As she sits ready to be interviewed to mark the 30th Anniversary of the House of Hospitality, an accommodation service for the homeless she created and has delivered for over three decades, the action swirls around her.
On hold to Legal Aid, she happily begins answering Aurora’s questions, pauses briefly to greet volunteers at the door before scooping up a crying two-year-old who has wandered into the room, all the while continuing to share anecdotes about her life’s work. Her reputation for multi-tasking is clearly well founded but her passion for helping those in need is far more impressive.
“As a Sister of St Joseph, I am guided by Mary MacKillop’s words, ‘Never see a need without responding to it’. And I feel that’s what we do here – respond to need,” Sister Carmel said, while acknowledging the valuable support she receives from a small faith community of volunteers.
“We always apply this philosophy even though the needs have changed across the decades.”
Originally based at Adamstown, the House of Hospitality began by offering accommodation to men who were engaged in alcohol and drug rehabilitation programs. However, as social welfare policies changed and gaps in community support services appeared, the House began taking in refugees and others in need. Now based at Broadmeadow, the House provides a safe haven for many including women escaping domestic violence.
“I’m so grateful to the Parish of St Laurence O'Toole Broadmeadow. We’ve been welcomed by them and they really make this all possible – the house, the donations. I can always call on them,” Sister Carmel said.
“In all my work I have never seen things as bad as they are now. There are so many people in need and COVID-19 really showed us how quickly circumstances can change.
“But what is also encouraging is I feel there has also been a change in attitude. When I started this work, the people I supported were seen as being in the gutter. Now people understand more as there is a broader awareness in society, people can relate – it could be their neighbour.”
Despite some changes to the operation over the years, Sister Carmel said the fundamental ethos of the House remained consistent – ‘ease the burden and provide some stability to people in need’.
“I advocate for many causes but to me we need more social housing. That’s the stability that vulnerable people need. It connects to other aspects in life - finding a job, getting children to school - an address isn’t just shelter, it’s stability,” Sister Carmel said.
Jessica*, who has been living at the House of Hospitality for the last three months with her six-year-old son said it had been the broader supports that helped her most.
“The House of Hospitality has given me the stability I needed. It’s been somewhere to breathe. My son and I were homeless after leaving domestic violence. I was sleeping on friends’ couches but my son has behavioural challenges and it was just so stressful.

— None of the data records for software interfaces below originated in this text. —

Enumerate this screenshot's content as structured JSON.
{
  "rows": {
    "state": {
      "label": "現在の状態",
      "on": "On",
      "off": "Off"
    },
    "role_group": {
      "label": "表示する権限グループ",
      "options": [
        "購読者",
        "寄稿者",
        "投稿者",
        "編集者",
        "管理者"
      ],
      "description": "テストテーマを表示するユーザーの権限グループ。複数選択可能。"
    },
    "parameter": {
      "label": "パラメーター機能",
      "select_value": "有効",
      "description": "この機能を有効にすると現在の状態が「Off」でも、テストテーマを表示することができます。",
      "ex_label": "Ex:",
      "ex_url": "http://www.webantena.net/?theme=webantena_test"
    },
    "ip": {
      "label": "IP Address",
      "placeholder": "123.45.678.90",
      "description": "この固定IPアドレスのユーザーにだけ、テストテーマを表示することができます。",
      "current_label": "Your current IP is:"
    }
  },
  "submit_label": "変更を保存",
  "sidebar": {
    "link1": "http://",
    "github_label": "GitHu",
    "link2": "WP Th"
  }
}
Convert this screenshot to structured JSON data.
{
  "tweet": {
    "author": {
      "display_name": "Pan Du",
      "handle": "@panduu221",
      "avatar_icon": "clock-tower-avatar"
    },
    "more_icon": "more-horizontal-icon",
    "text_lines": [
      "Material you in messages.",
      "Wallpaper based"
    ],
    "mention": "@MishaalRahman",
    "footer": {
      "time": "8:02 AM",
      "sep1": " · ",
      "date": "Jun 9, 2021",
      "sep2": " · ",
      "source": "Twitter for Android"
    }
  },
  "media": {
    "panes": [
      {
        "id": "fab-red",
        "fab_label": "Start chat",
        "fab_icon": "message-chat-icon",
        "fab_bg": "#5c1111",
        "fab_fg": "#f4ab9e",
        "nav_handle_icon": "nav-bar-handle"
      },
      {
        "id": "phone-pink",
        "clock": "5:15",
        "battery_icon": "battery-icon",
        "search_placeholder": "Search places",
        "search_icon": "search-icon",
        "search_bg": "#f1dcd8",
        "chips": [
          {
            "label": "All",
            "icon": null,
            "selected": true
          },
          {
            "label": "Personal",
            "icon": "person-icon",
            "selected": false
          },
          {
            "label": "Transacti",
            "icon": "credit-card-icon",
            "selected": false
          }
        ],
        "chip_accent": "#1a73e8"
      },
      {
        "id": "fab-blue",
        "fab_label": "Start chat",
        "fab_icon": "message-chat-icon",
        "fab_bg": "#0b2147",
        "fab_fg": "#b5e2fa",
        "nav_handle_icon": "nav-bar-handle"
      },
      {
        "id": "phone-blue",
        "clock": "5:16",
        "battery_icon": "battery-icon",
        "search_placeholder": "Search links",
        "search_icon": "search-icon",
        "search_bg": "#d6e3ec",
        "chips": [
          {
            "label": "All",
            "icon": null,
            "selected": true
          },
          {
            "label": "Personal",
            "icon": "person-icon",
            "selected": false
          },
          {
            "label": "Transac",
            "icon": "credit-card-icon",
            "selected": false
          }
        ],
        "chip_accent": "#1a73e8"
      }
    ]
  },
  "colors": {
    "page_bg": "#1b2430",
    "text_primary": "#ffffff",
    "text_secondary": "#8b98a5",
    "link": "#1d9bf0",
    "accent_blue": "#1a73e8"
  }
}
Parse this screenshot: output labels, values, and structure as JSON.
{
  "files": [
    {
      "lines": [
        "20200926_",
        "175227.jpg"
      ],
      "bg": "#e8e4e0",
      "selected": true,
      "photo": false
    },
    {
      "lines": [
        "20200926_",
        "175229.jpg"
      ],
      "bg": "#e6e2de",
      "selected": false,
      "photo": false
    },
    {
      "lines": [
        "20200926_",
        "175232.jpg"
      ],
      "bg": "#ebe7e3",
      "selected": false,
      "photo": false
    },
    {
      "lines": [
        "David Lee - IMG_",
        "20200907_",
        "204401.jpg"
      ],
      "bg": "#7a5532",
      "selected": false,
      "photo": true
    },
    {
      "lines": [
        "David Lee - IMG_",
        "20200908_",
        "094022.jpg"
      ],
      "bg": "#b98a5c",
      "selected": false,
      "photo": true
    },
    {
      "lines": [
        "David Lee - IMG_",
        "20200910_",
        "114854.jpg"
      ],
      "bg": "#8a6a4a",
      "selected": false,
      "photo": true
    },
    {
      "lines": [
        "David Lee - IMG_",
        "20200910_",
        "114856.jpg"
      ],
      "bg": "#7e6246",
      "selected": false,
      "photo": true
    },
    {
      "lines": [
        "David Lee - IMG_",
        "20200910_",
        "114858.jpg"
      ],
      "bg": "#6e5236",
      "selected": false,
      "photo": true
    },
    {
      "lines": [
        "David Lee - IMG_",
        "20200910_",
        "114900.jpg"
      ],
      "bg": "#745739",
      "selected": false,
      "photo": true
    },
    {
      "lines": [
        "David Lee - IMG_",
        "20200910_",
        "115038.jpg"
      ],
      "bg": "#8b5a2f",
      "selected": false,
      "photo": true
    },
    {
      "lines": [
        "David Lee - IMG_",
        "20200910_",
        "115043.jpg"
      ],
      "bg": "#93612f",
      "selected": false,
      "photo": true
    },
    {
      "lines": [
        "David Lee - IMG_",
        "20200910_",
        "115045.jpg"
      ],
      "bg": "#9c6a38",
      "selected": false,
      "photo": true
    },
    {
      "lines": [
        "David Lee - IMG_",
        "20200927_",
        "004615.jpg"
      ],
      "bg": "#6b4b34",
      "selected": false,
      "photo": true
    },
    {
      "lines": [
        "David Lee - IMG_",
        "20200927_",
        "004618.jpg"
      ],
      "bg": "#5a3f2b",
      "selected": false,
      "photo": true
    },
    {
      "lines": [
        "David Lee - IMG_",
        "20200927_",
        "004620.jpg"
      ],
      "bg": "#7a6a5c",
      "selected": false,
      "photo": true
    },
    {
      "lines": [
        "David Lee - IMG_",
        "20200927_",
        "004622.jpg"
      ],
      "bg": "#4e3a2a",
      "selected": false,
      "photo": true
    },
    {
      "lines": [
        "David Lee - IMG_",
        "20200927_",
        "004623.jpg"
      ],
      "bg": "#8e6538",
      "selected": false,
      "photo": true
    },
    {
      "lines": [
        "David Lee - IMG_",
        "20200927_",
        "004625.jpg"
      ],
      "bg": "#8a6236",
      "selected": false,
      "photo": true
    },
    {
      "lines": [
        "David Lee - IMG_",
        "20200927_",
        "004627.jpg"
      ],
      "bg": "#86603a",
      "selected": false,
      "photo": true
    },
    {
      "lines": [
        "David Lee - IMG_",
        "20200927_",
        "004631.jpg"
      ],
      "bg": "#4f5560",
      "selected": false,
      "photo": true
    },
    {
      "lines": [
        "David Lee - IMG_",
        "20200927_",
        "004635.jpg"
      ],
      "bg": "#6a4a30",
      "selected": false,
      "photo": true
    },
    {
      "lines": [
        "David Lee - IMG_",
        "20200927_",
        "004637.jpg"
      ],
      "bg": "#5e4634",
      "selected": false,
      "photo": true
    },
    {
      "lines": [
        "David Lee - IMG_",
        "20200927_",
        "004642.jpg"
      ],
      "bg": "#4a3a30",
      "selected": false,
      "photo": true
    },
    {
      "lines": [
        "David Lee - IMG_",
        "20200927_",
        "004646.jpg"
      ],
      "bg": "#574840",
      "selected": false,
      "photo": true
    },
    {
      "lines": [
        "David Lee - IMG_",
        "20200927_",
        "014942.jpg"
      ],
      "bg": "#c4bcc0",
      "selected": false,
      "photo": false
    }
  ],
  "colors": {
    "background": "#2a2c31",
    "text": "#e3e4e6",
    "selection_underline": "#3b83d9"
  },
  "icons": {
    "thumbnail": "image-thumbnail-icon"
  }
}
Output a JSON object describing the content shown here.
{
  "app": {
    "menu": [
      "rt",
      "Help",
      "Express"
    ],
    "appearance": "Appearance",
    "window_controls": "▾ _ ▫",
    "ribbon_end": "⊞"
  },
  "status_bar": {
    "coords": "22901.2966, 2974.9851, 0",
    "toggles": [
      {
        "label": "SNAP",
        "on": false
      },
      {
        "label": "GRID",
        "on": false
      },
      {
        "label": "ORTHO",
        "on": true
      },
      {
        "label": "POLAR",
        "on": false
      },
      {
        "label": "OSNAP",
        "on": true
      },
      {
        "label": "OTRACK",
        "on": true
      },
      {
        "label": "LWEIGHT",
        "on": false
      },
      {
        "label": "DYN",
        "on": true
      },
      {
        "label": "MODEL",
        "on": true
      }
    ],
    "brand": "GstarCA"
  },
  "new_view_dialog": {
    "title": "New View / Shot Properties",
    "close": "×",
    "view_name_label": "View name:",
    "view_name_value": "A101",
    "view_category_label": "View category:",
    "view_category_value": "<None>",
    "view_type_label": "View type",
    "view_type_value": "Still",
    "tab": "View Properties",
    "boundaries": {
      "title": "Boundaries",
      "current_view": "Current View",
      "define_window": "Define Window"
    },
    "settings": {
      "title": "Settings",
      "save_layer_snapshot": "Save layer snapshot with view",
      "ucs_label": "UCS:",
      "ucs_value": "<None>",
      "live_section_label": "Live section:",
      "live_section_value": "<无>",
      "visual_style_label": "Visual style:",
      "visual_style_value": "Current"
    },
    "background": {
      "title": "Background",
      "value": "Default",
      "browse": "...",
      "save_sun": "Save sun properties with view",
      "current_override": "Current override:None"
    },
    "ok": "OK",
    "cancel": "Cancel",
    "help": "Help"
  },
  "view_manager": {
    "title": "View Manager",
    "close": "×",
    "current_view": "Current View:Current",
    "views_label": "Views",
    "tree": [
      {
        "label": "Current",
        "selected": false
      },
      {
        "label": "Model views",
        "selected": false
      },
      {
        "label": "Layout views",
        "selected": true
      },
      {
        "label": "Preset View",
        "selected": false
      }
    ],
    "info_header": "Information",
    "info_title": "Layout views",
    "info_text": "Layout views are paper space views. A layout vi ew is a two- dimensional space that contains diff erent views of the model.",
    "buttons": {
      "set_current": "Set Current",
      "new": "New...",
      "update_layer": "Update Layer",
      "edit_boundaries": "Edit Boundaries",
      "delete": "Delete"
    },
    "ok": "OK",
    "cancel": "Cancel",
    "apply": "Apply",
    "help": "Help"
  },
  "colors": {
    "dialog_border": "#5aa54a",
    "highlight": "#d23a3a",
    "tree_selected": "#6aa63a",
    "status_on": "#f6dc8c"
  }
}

Sister Carmel has not just stopped me from moving around but she’s helped connect me to services, programs and the other girls here.”
Another resident, Jade*, has been living at the House for the past four months after she and her two-year-old daughter left a partner who was using drugs. Jade said she was particularly grateful for the strong community within the House.
“I’ve just been accepted into a transitional house which is so amazing, but I know it’s also going to be lonely. Here it’s not just accommodation, it’s life. I’ve learnt so much. We’re starting cooking classes and Sister Carmel is having us create a recipe book; those skills I’m learning are as important as the house,” she said.
There are thousands of people who have been impacted by the House of Hospitality and each have a story to share.
“It’s a privilege to be let into peoples’ lives,” said Sister Carmel.
“I’ve learned so much here and I’m always humbled by people’s courage. I’m in awe of others’ resilience and tenacity to hang in despite their rejection. Here, I see the human spirit live on every day.”
*Names have been changed to protect identity.